Chris Roams

Travel, Adventures, and Photography

The Road Retaken

I came through Escalante earlier in the winter to go backpack along the bottom of Coyote Gulch, one of the spectacular tributaries of the Escalante River itself. Some other hikers I had met in Coyote had recommended a hike through Peek-A-Boo and Spooky Gulches as well so I was back with an objective in mind but first I had to get there. An old Mormon wagon trail runs south out of town between 50 Mile Mountain and the Escalante River, eventually down through a notch blasted out of the canyon wall of the Colorado River to the shore of Lake Powell. This was the location of the original ferry crossing used to settle southeastern Utah beyond Cedar Mesa. It took months to construct the trail and the entire route was abandoned after only a year in use in favor of Halls Crossing further up river. Today the Hole in the Rock Road is a wide dirt track, sometimes washboard and sometimes sandy, used (and maintained) by the local ranchers who use it to get to their herds. Rougher side roads lead up to 50 Mile Mountain or down to the canyon of the Escalante and its tributaries. A quick ride up one of the side roads into the mountains revealed that there is still plenty of snow at higher elevations, I was turned back by what appeared to be a small glacier working its way down the stream bed that doubled as a road.

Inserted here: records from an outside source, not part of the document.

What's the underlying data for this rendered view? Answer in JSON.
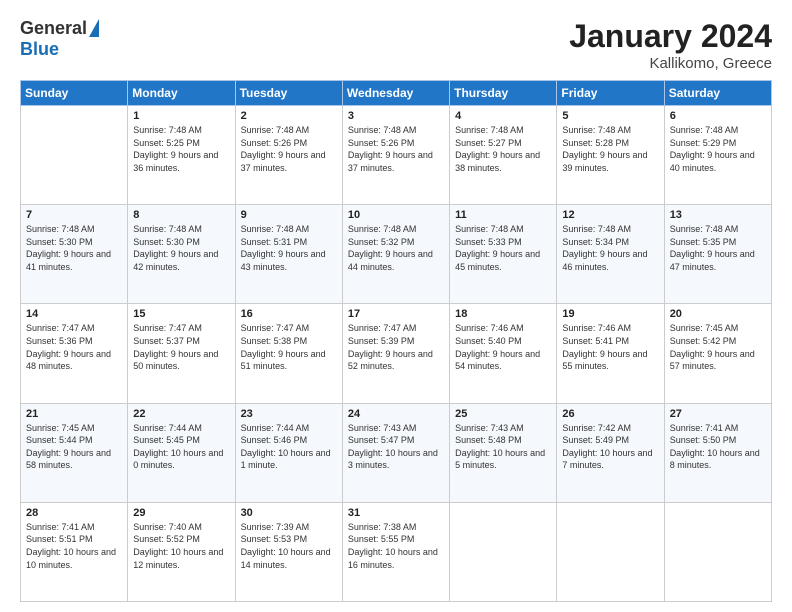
{
  "logo": {
    "general": "General",
    "blue": "Blue"
  },
  "header": {
    "title": "January 2024",
    "subtitle": "Kallikomo, Greece"
  },
  "days_of_week": [
    "Sunday",
    "Monday",
    "Tuesday",
    "Wednesday",
    "Thursday",
    "Friday",
    "Saturday"
  ],
  "weeks": [
    [
      {
        "day": "",
        "sunrise": "",
        "sunset": "",
        "daylight": ""
      },
      {
        "day": "1",
        "sunrise": "Sunrise: 7:48 AM",
        "sunset": "Sunset: 5:25 PM",
        "daylight": "Daylight: 9 hours and 36 minutes."
      },
      {
        "day": "2",
        "sunrise": "Sunrise: 7:48 AM",
        "sunset": "Sunset: 5:26 PM",
        "daylight": "Daylight: 9 hours and 37 minutes."
      },
      {
        "day": "3",
        "sunrise": "Sunrise: 7:48 AM",
        "sunset": "Sunset: 5:26 PM",
        "daylight": "Daylight: 9 hours and 37 minutes."
      },
      {
        "day": "4",
        "sunrise": "Sunrise: 7:48 AM",
        "sunset": "Sunset: 5:27 PM",
        "daylight": "Daylight: 9 hours and 38 minutes."
      },
      {
        "day": "5",
        "sunrise": "Sunrise: 7:48 AM",
        "sunset": "Sunset: 5:28 PM",
        "daylight": "Daylight: 9 hours and 39 minutes."
      },
      {
        "day": "6",
        "sunrise": "Sunrise: 7:48 AM",
        "sunset": "Sunset: 5:29 PM",
        "daylight": "Daylight: 9 hours and 40 minutes."
      }
    ],
    [
      {
        "day": "7",
        "sunrise": "Sunrise: 7:48 AM",
        "sunset": "Sunset: 5:30 PM",
        "daylight": "Daylight: 9 hours and 41 minutes."
      },
      {
        "day": "8",
        "sunrise": "Sunrise: 7:48 AM",
        "sunset": "Sunset: 5:30 PM",
        "daylight": "Daylight: 9 hours and 42 minutes."
      },
      {
        "day": "9",
        "sunrise": "Sunrise: 7:48 AM",
        "sunset": "Sunset: 5:31 PM",
        "daylight": "Daylight: 9 hours and 43 minutes."
      },
      {
        "day": "10",
        "sunrise": "Sunrise: 7:48 AM",
        "sunset": "Sunset: 5:32 PM",
        "daylight": "Daylight: 9 hours and 44 minutes."
      },
      {
        "day": "11",
        "sunrise": "Sunrise: 7:48 AM",
        "sunset": "Sunset: 5:33 PM",
        "daylight": "Daylight: 9 hours and 45 minutes."
      },
      {
        "day": "12",
        "sunrise": "Sunrise: 7:48 AM",
        "sunset": "Sunset: 5:34 PM",
        "daylight": "Daylight: 9 hours and 46 minutes."
      },
      {
        "day": "13",
        "sunrise": "Sunrise: 7:48 AM",
        "sunset": "Sunset: 5:35 PM",
        "daylight": "Daylight: 9 hours and 47 minutes."
      }
    ],
    [
      {
        "day": "14",
        "sunrise": "Sunrise: 7:47 AM",
        "sunset": "Sunset: 5:36 PM",
        "daylight": "Daylight: 9 hours and 48 minutes."
      },
      {
        "day": "15",
        "sunrise": "Sunrise: 7:47 AM",
        "sunset": "Sunset: 5:37 PM",
        "daylight": "Daylight: 9 hours and 50 minutes."
      },
      {
        "day": "16",
        "sunrise": "Sunrise: 7:47 AM",
        "sunset": "Sunset: 5:38 PM",
        "daylight": "Daylight: 9 hours and 51 minutes."
      },
      {
        "day": "17",
        "sunrise": "Sunrise: 7:47 AM",
        "sunset": "Sunset: 5:39 PM",
        "daylight": "Daylight: 9 hours and 52 minutes."
      },
      {
        "day": "18",
        "sunrise": "Sunrise: 7:46 AM",
        "sunset": "Sunset: 5:40 PM",
        "daylight": "Daylight: 9 hours and 54 minutes."
      },
      {
        "day": "19",
        "sunrise": "Sunrise: 7:46 AM",
        "sunset": "Sunset: 5:41 PM",
        "daylight": "Daylight: 9 hours and 55 minutes."
      },
      {
        "day": "20",
        "sunrise": "Sunrise: 7:45 AM",
        "sunset": "Sunset: 5:42 PM",
        "daylight": "Daylight: 9 hours and 57 minutes."
      }
    ],
    [
      {
        "day": "21",
        "sunrise": "Sunrise: 7:45 AM",
        "sunset": "Sunset: 5:44 PM",
        "daylight": "Daylight: 9 hours and 58 minutes."
      },
      {
        "day": "22",
        "sunrise": "Sunrise: 7:44 AM",
        "sunset": "Sunset: 5:45 PM",
        "daylight": "Daylight: 10 hours and 0 minutes."
      },
      {
        "day": "23",
        "sunrise": "Sunrise: 7:44 AM",
        "sunset": "Sunset: 5:46 PM",
        "daylight": "Daylight: 10 hours and 1 minute."
      },
      {
        "day": "24",
        "sunrise": "Sunrise: 7:43 AM",
        "sunset": "Sunset: 5:47 PM",
        "daylight": "Daylight: 10 hours and 3 minutes."
      },
      {
        "day": "25",
        "sunrise": "Sunrise: 7:43 AM",
        "sunset": "Sunset: 5:48 PM",
        "daylight": "Daylight: 10 hours and 5 minutes."
      },
      {
        "day": "26",
        "sunrise": "Sunrise: 7:42 AM",
        "sunset": "Sunset: 5:49 PM",
        "daylight": "Daylight: 10 hours and 7 minutes."
      },
      {
        "day": "27",
        "sunrise": "Sunrise: 7:41 AM",
        "sunset": "Sunset: 5:50 PM",
        "daylight": "Daylight: 10 hours and 8 minutes."
      }
    ],
    [
      {
        "day": "28",
        "sunrise": "Sunrise: 7:41 AM",
        "sunset": "Sunset: 5:51 PM",
        "daylight": "Daylight: 10 hours and 10 minutes."
      },
      {
        "day": "29",
        "sunrise": "Sunrise: 7:40 AM",
        "sunset": "Sunset: 5:52 PM",
        "daylight": "Daylight: 10 hours and 12 minutes."
      },
      {
        "day": "30",
        "sunrise": "Sunrise: 7:39 AM",
        "sunset": "Sunset: 5:53 PM",
        "daylight": "Daylight: 10 hours and 14 minutes."
      },
      {
        "day": "31",
        "sunrise": "Sunrise: 7:38 AM",
        "sunset": "Sunset: 5:55 PM",
        "daylight": "Daylight: 10 hours and 16 minutes."
      },
      {
        "day": "",
        "sunrise": "",
        "sunset": "",
        "daylight": ""
      },
      {
        "day": "",
        "sunrise": "",
        "sunset": "",
        "daylight": ""
      },
      {
        "day": "",
        "sunrise": "",
        "sunset": "",
        "daylight": ""
      }
    ]
  ]
}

One sight along the road that the helpful staff at Escalante Outfitters advised me to check out was Devils Garden, a collection of sandstone arches and hoodoos on a much smaller scale than Natural Bridges or Arches National Park. The formations face west so I wanted to be in the area to catch the sunset but I was running a bit early so after some initial exploring I climbed up into a shady nook behind an arch to wait. Two of the most common backcountry maps in use are the USGS topo quads, which are very detailed but horribly out of date, and National Geographic's Trails Illustrated maps which aren't as detailed but can generally be relied upon to have most of the major roads, trails, and campsites marked correctly (and have the advantage of being waterproof); the cover fold of each TI map usually contains a photo of some unidentified scenic landmark located within covered area (hundreds of square miles). Well, sitting in my nook underneath an arch I pulled out my TI map of the Grand Staircase - Escalante National Monument to see how far I would have to ride to get to the trailhead for the gulches after sunset and discovered that the arch I was sitting behind happened to be the one featured on the cover of the map.

The Escalante is a wild place (it's BLM policy not to have any designated trails or campsites so hikers are on their own) but not wild enough to be immune from overcrowding. Given the option I would have thrown my sleeping bag out right on the rocks of Devils Garden for the night, but I suppose so would everyone else, and hence camping is disallowed in the area. It is also disallowed at Dry Fork - Coyote Gulch trailhead, the entry point for Peek-A-Boo and Spooky Gulches, my objectives for the next day. No worries though, a few dozen yards before the "No Camping" sign is a convenient pull-out along the road to the trailhead and a flat sandy spot where many a camper had obviously stayed before.Devils Garden - galleryMetate Arch - galleryLeft Hand Collet Road - galleryMetate Arch - galleryDevils Garden - gallery